RECORDS PROVIDED -
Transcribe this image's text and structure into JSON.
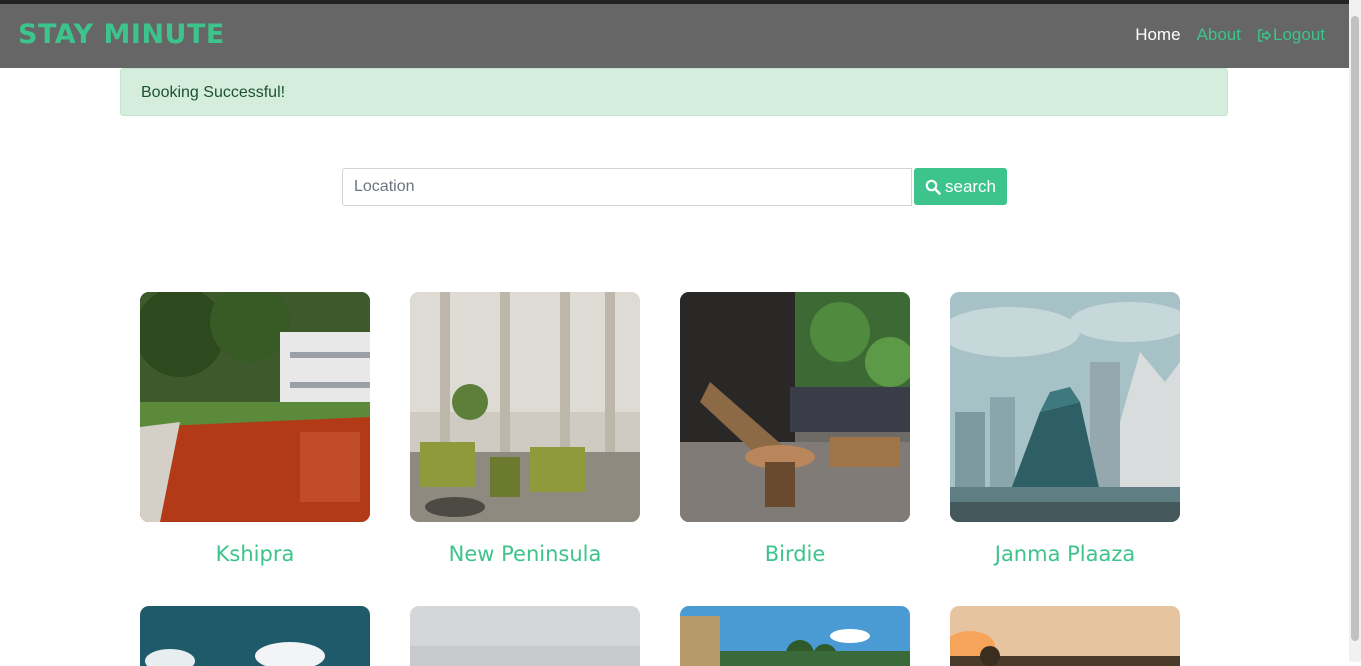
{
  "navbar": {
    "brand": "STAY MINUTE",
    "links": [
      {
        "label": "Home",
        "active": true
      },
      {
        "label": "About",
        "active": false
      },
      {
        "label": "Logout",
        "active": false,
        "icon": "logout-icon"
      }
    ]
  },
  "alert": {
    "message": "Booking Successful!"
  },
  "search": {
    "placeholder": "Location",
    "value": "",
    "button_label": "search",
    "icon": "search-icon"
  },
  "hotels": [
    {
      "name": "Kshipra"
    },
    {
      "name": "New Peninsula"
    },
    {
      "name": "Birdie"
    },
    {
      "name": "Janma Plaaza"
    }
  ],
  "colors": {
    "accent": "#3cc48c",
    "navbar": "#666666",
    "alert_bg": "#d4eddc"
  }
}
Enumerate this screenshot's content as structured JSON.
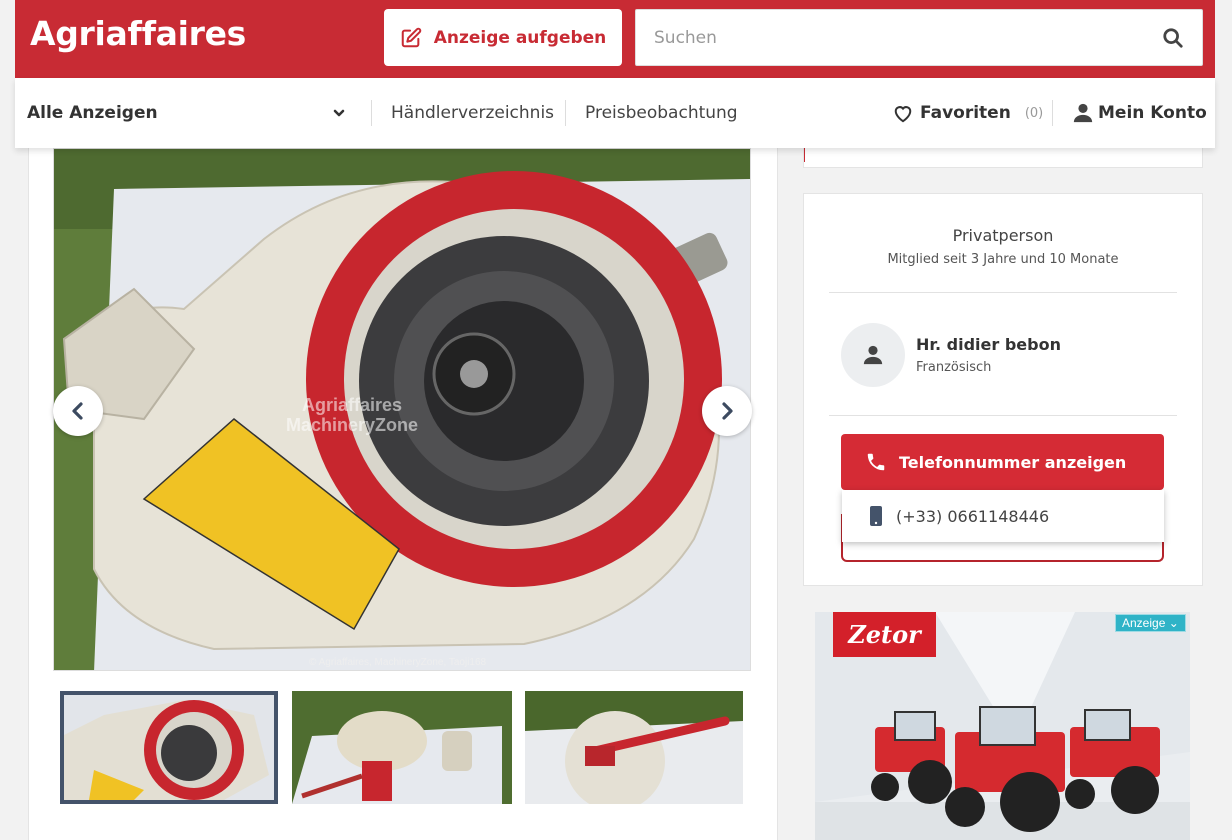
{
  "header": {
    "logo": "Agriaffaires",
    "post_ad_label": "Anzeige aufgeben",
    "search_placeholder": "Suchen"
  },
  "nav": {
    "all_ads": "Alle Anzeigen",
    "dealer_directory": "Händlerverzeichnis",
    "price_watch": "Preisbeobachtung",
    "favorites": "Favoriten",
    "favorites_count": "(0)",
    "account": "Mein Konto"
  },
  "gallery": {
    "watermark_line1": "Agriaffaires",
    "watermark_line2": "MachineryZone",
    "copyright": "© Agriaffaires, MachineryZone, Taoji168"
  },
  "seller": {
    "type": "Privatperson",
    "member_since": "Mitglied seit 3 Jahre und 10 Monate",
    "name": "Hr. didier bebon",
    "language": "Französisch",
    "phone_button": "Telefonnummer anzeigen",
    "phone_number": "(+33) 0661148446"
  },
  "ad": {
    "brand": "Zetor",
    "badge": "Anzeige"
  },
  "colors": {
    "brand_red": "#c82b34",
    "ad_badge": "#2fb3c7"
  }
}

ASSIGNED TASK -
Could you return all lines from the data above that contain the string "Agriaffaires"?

ANSWER TO THIS TASK -
    "logo": "Agriaffaires",
    "watermark_line1": "Agriaffaires",
    "copyright": "© Agriaffaires, MachineryZone, Taoji168"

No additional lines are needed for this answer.